Working On The Best Practices
It’s so easy for us to say that password security is an essential component because everybody knows to an extent this can protect most of us from phishing scams or cyber-attacks. But getting your team to do this is an entirely different ballpark. Working on the best practices with something like changing passwords is partly to do with your employees, knowing the traits of a strong password, but also understanding the outcome of not following these processes. On a basic level, a password needs to be long with multiple characters, and it’s changed on a regular basis. But remember that in order to ensure compliance from your workers, building a reminder to change passwords through regular feedback as well as password management tools can help your employees to keep on top of these issues.
Focus On Cybersecurity Awareness
The people in the IT department may know the sorts of data breaches out there but you can’t expect your employees to follow the trends in the news. You may know which way the signs are going, but it can still prove challenging to understand how regularly these things occur. There are numerous resources that you can take advantage of that provide detailed information on the latest cybersecurity breaches, but you also need to remember that this message needs to be loud and clear. Distributing this information through your team is about consistency. If you continue to share the information on a regular basis, along with the repercussions, this puts the message across. At the same time, you don’t want to bombard your employees with too much information that they don’t bother reading it.
Integrate Cybersecurity With New Employees
The onboarding process is the perfect opportunity to introduce your employees to the best practices. If you incorporate it into your training process from day one, you are able to go over the rules but also explain the importance of these best practices. Again, it’s about reiterating how much of a threat data breaches are. You need to create clear cybersecurity guidelines through important regulatory documents but also initiate a complaints procedure should a breach occur. When your employees hear about a potential breach, you must create an environment where employees share information rather than trying to cover up their mistakes.
Implement It From The Top Down
From the perspective of the executives, communicating the need for regular training in terms of cybersecurity practices is about highlighting its effect on the bottom line. Yes, there is no shortage of news relating to data breaches, but you’ve still got to make a case for it when money is tight. Looking for an executive buy-in is about making your case clear with regards to the costs but also going in with a comprehensive plan as to how the training would be undertaken. It’s also crucial to point out the costs of a data breach. Based on experience, once you highlight how more expensive a data breach is in comparison to training and onboarding practices, it’s likely executives will opt for the latter.
Implementing Regular Drills
We test the fire alarm on a regular basis, so why don’t we incorporate data breaches? When we train employees on a new piece of software, there comes a time where we have to let them fly by themselves. Allowing them to experiment in an environment with their new skills gives you a clearer picture of the potential problems that can occur and if your employees are ready to deal with them. Testing your business with a live-fire simulation can be a massive undertaking, but you can do it through smaller simulations like spot-checking your employees to see if they know the principles of combating a phishing scam email.

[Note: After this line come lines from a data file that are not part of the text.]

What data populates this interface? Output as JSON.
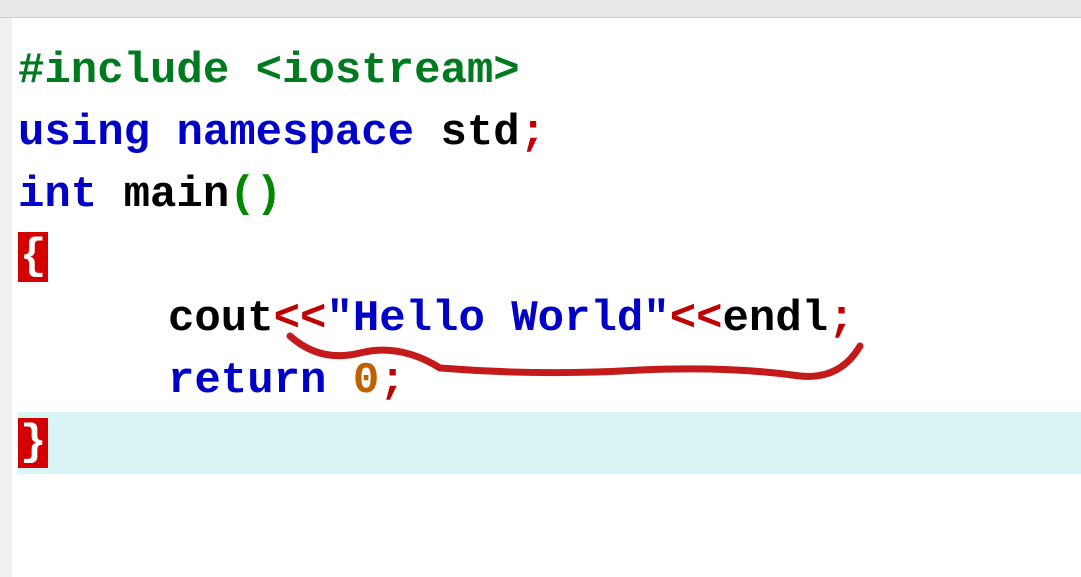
{
  "code": {
    "line1": {
      "include": "#include ",
      "header": "<iostream>"
    },
    "line2": {
      "using": "using ",
      "namespace": "namespace ",
      "std": "std",
      "semi": ";"
    },
    "line3": {
      "int": "int ",
      "main": "main",
      "lparen": "(",
      "rparen": ")"
    },
    "line4": {
      "brace": "{"
    },
    "line5": {
      "cout": "cout",
      "op1": "<<",
      "string": "\"Hello World\"",
      "op2": "<<",
      "endl": "endl",
      "semi": ";"
    },
    "line6": {
      "return": "return ",
      "zero": "0",
      "semi": ";"
    },
    "line7": {
      "brace": "}"
    }
  }
}
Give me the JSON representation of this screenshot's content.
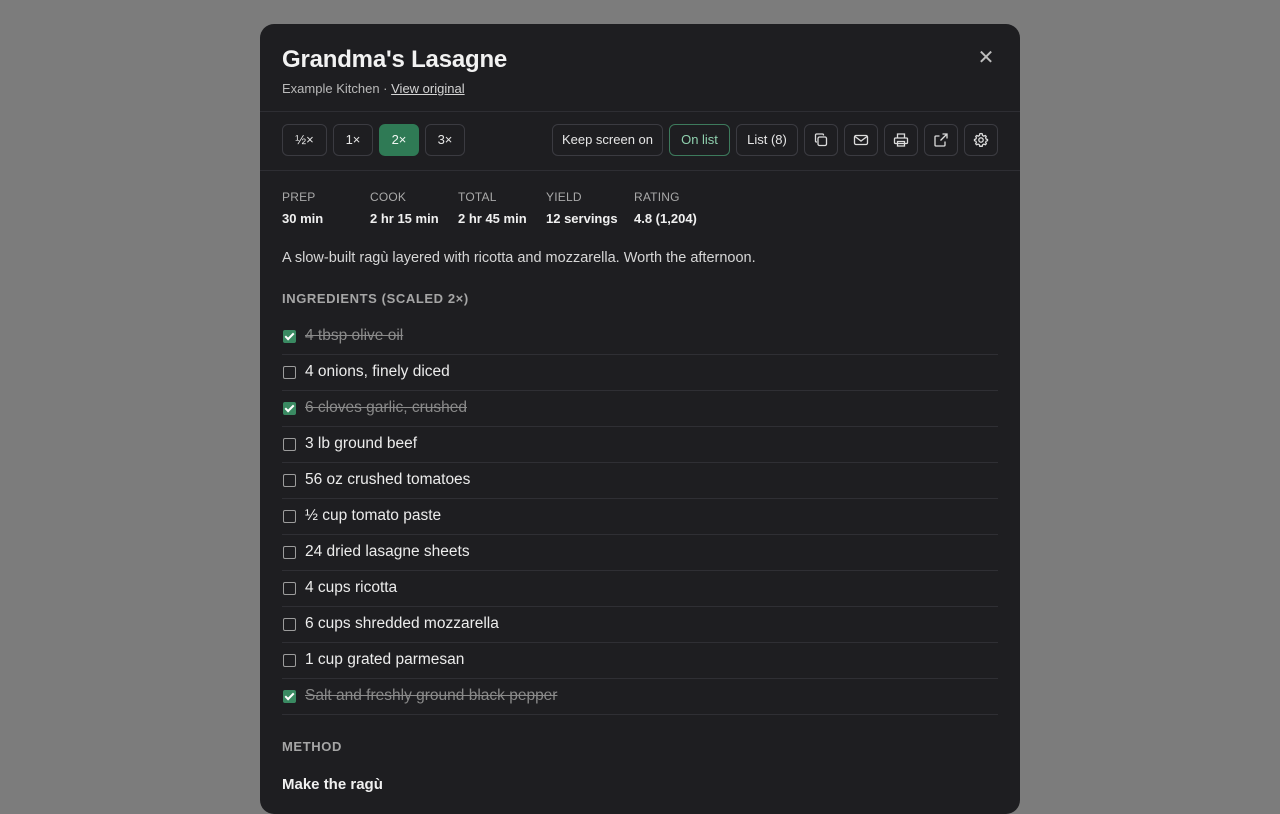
{
  "recipe": {
    "title": "Grandma's Lasagne",
    "source": "Example Kitchen",
    "separator": " · ",
    "view_original_label": "View original",
    "close_label": "✕",
    "description": "A slow-built ragù layered with ricotta and mozzarella. Worth the afternoon."
  },
  "toolbar": {
    "scale_options": [
      "½×",
      "1×",
      "2×",
      "3×"
    ],
    "selected_scale": "2×",
    "keep_screen_on_label": "Keep screen on",
    "on_list_label": "On list",
    "list_label": "List (8)",
    "icon_buttons": [
      "copy-icon",
      "mail-icon",
      "print-icon",
      "external-link-icon",
      "gear-icon"
    ]
  },
  "meta": [
    {
      "label": "PREP",
      "value": "30 min"
    },
    {
      "label": "COOK",
      "value": "2 hr 15 min"
    },
    {
      "label": "TOTAL",
      "value": "2 hr 45 min"
    },
    {
      "label": "YIELD",
      "value": "12 servings"
    },
    {
      "label": "RATING",
      "value": "4.8 (1,204)"
    }
  ],
  "ingredients": {
    "heading": "INGREDIENTS (SCALED 2×)",
    "items": [
      {
        "text": "4 tbsp olive oil",
        "checked": true
      },
      {
        "text": "4 onions, finely diced",
        "checked": false
      },
      {
        "text": "6 cloves garlic, crushed",
        "checked": true
      },
      {
        "text": "3 lb ground beef",
        "checked": false
      },
      {
        "text": "56 oz crushed tomatoes",
        "checked": false
      },
      {
        "text": "½ cup tomato paste",
        "checked": false
      },
      {
        "text": "24 dried lasagne sheets",
        "checked": false
      },
      {
        "text": "4 cups ricotta",
        "checked": false
      },
      {
        "text": "6 cups shredded mozzarella",
        "checked": false
      },
      {
        "text": "1 cup grated parmesan",
        "checked": false
      },
      {
        "text": "Salt and freshly ground black pepper",
        "checked": true
      }
    ]
  },
  "method": {
    "heading": "METHOD",
    "first_step_title": "Make the ragù"
  },
  "colors": {
    "modal_bg": "#1e1e21",
    "accent_green": "#2f7a55",
    "backdrop": "#7c7c7c"
  }
}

As technology is such a major investment and the fact that we rely on it to do 95% of our tasks, we need to make sure that our employees know how to use it properly. Many organizations invest in sophisticated equipment but don’t have the means to operate it. When our employees need to understand how to use the equipment, we can guide them, but we’ve also got to give them knowledge of the best practices underneath. Cybersecurity is such an important issue that if we communicate it so much, our employees can switch off. But by following a few of these processes, you can start to educate everybody across the board.